Data records for software interfaces:

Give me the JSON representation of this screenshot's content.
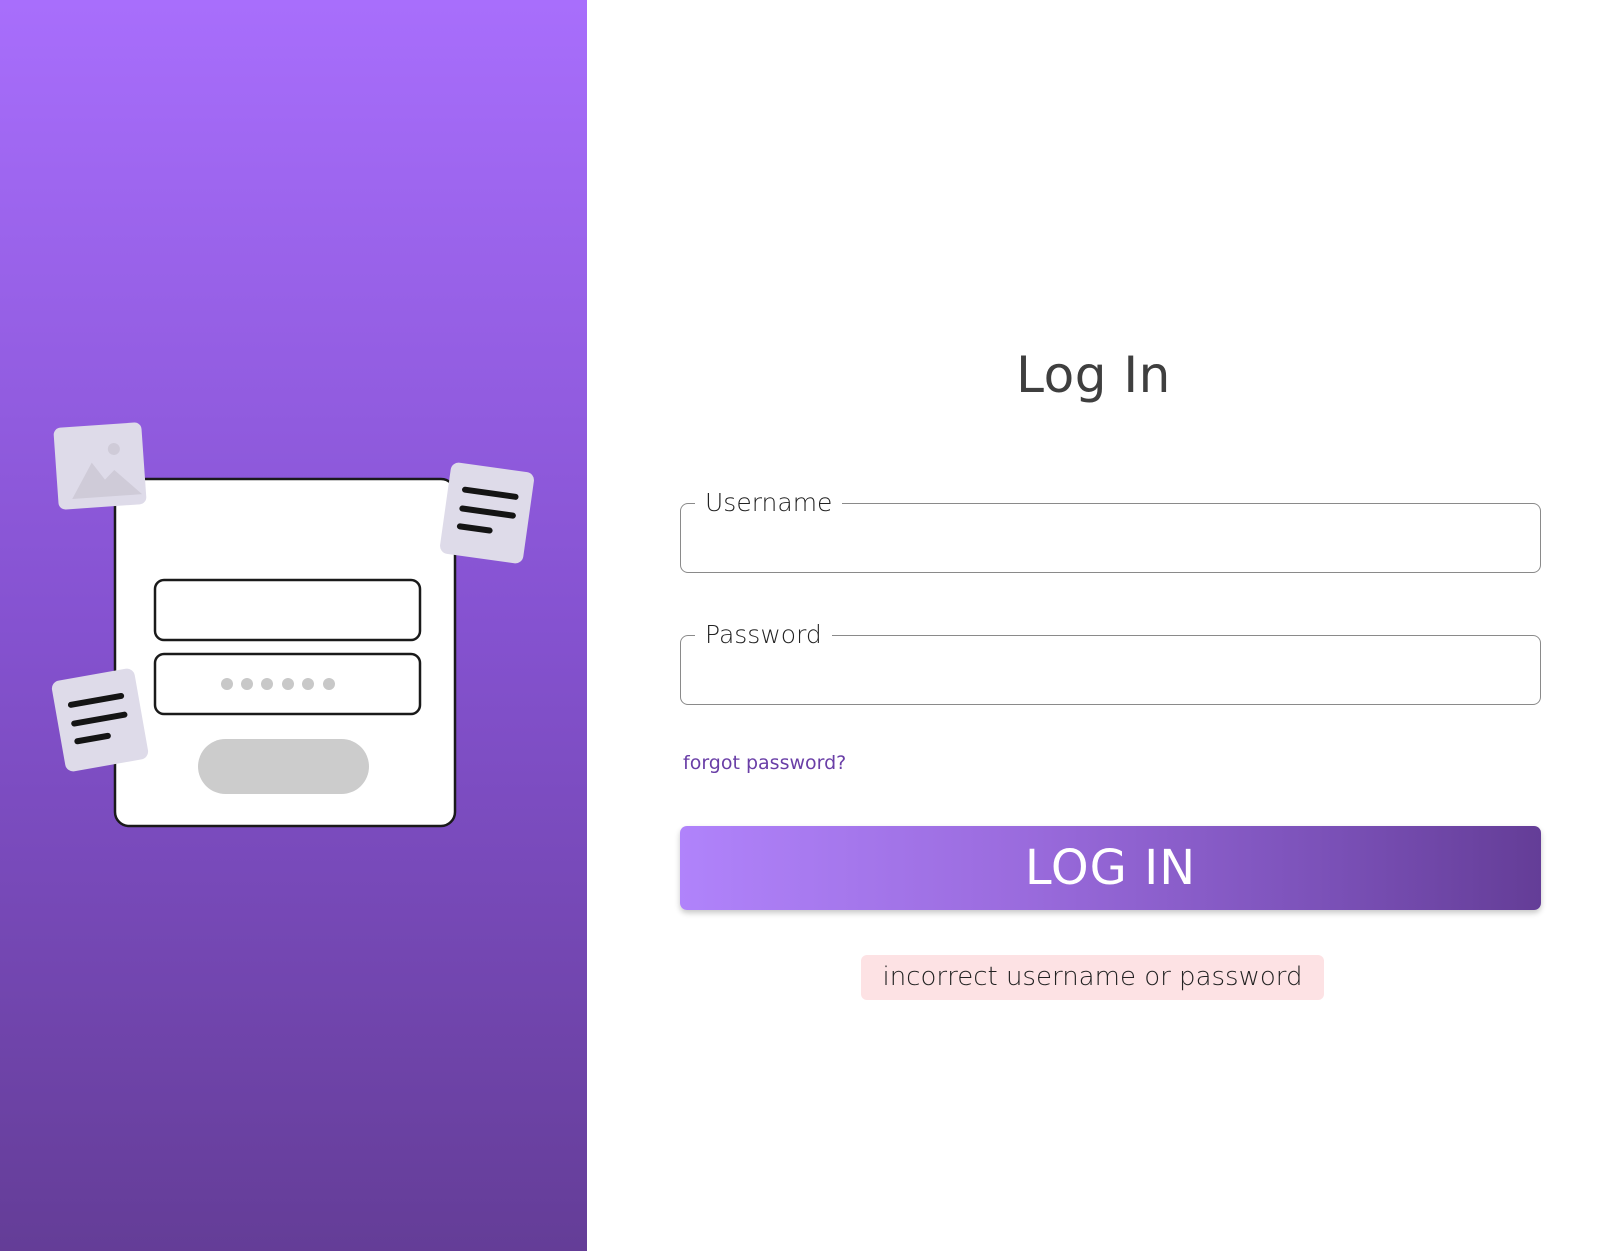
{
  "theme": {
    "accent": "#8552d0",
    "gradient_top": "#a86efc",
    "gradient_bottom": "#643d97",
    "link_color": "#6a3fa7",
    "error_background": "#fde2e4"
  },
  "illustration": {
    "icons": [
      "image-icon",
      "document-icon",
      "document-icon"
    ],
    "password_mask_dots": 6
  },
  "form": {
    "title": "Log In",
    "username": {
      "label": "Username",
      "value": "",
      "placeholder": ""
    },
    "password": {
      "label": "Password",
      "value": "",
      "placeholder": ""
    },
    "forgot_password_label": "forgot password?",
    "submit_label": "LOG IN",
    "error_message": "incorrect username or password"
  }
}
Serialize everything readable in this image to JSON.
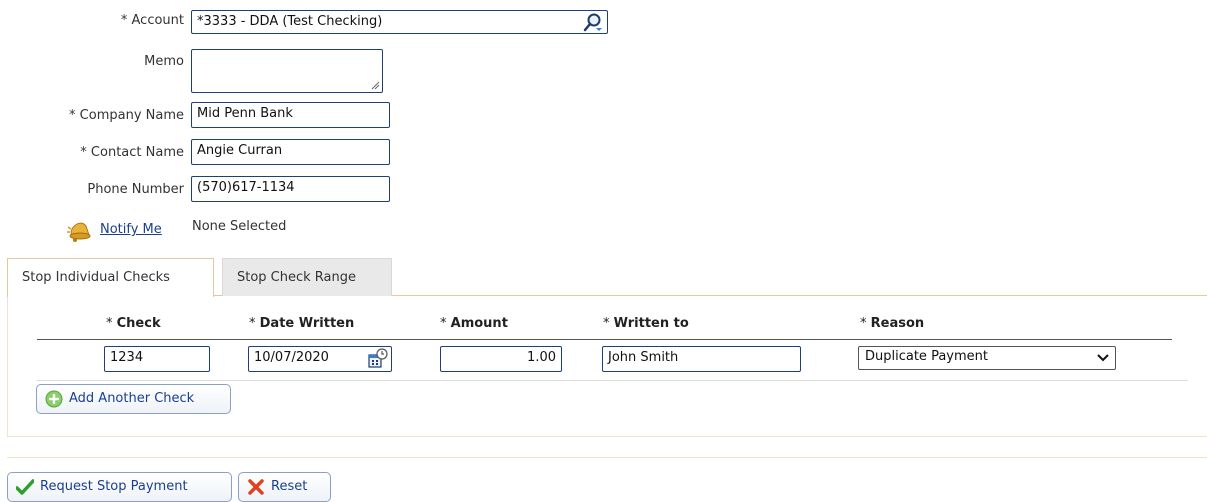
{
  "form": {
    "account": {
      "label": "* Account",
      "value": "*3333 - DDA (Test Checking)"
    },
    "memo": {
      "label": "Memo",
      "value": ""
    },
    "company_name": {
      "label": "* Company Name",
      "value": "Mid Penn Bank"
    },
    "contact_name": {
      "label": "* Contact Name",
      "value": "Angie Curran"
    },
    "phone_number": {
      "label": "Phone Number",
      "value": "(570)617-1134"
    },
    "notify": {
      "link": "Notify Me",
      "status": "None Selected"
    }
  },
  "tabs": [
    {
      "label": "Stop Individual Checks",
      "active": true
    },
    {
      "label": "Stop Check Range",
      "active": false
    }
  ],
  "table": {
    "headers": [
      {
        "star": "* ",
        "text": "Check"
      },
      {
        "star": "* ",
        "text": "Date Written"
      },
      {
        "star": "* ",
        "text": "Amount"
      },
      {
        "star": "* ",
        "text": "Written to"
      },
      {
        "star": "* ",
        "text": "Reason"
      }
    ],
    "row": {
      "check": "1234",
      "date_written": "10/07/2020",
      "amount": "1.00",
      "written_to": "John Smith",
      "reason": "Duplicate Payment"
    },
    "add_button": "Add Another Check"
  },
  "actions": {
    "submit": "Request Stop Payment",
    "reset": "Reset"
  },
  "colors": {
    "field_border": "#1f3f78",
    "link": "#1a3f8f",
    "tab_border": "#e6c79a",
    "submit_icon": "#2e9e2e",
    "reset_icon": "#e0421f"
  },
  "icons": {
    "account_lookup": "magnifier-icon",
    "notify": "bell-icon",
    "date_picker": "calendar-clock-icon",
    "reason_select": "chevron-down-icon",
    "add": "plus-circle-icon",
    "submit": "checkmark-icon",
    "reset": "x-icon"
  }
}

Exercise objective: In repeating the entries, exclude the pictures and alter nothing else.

Written solution:
Give me the JSON representation of this screenshot's content.
{
  "theme": {
    "accent": "#8552d0",
    "gradient_top": "#a86efc",
    "gradient_bottom": "#643d97",
    "link_color": "#6a3fa7",
    "error_background": "#fde2e4"
  },
  "illustration": {
    "icons": [
      "image-icon",
      "document-icon",
      "document-icon"
    ],
    "password_mask_dots": 6
  },
  "form": {
    "title": "Log In",
    "username": {
      "label": "Username",
      "value": "",
      "placeholder": ""
    },
    "password": {
      "label": "Password",
      "value": "",
      "placeholder": ""
    },
    "forgot_password_label": "forgot password?",
    "submit_label": "LOG IN",
    "error_message": "incorrect username or password"
  }
}
Serialize everything readable in this image to JSON.
{
  "form": {
    "account": {
      "label": "* Account",
      "value": "*3333 - DDA (Test Checking)"
    },
    "memo": {
      "label": "Memo",
      "value": ""
    },
    "company_name": {
      "label": "* Company Name",
      "value": "Mid Penn Bank"
    },
    "contact_name": {
      "label": "* Contact Name",
      "value": "Angie Curran"
    },
    "phone_number": {
      "label": "Phone Number",
      "value": "(570)617-1134"
    },
    "notify": {
      "link": "Notify Me",
      "status": "None Selected"
    }
  },
  "tabs": [
    {
      "label": "Stop Individual Checks",
      "active": true
    },
    {
      "label": "Stop Check Range",
      "active": false
    }
  ],
  "table": {
    "headers": [
      {
        "star": "* ",
        "text": "Check"
      },
      {
        "star": "* ",
        "text": "Date Written"
      },
      {
        "star": "* ",
        "text": "Amount"
      },
      {
        "star": "* ",
        "text": "Written to"
      },
      {
        "star": "* ",
        "text": "Reason"
      }
    ],
    "row": {
      "check": "1234",
      "date_written": "10/07/2020",
      "amount": "1.00",
      "written_to": "John Smith",
      "reason": "Duplicate Payment"
    },
    "add_button": "Add Another Check"
  },
  "actions": {
    "submit": "Request Stop Payment",
    "reset": "Reset"
  },
  "colors": {
    "field_border": "#1f3f78",
    "link": "#1a3f8f",
    "tab_border": "#e6c79a",
    "submit_icon": "#2e9e2e",
    "reset_icon": "#e0421f"
  },
  "icons": {
    "account_lookup": "magnifier-icon",
    "notify": "bell-icon",
    "date_picker": "calendar-clock-icon",
    "reason_select": "chevron-down-icon",
    "add": "plus-circle-icon",
    "submit": "checkmark-icon",
    "reset": "x-icon"
  }
}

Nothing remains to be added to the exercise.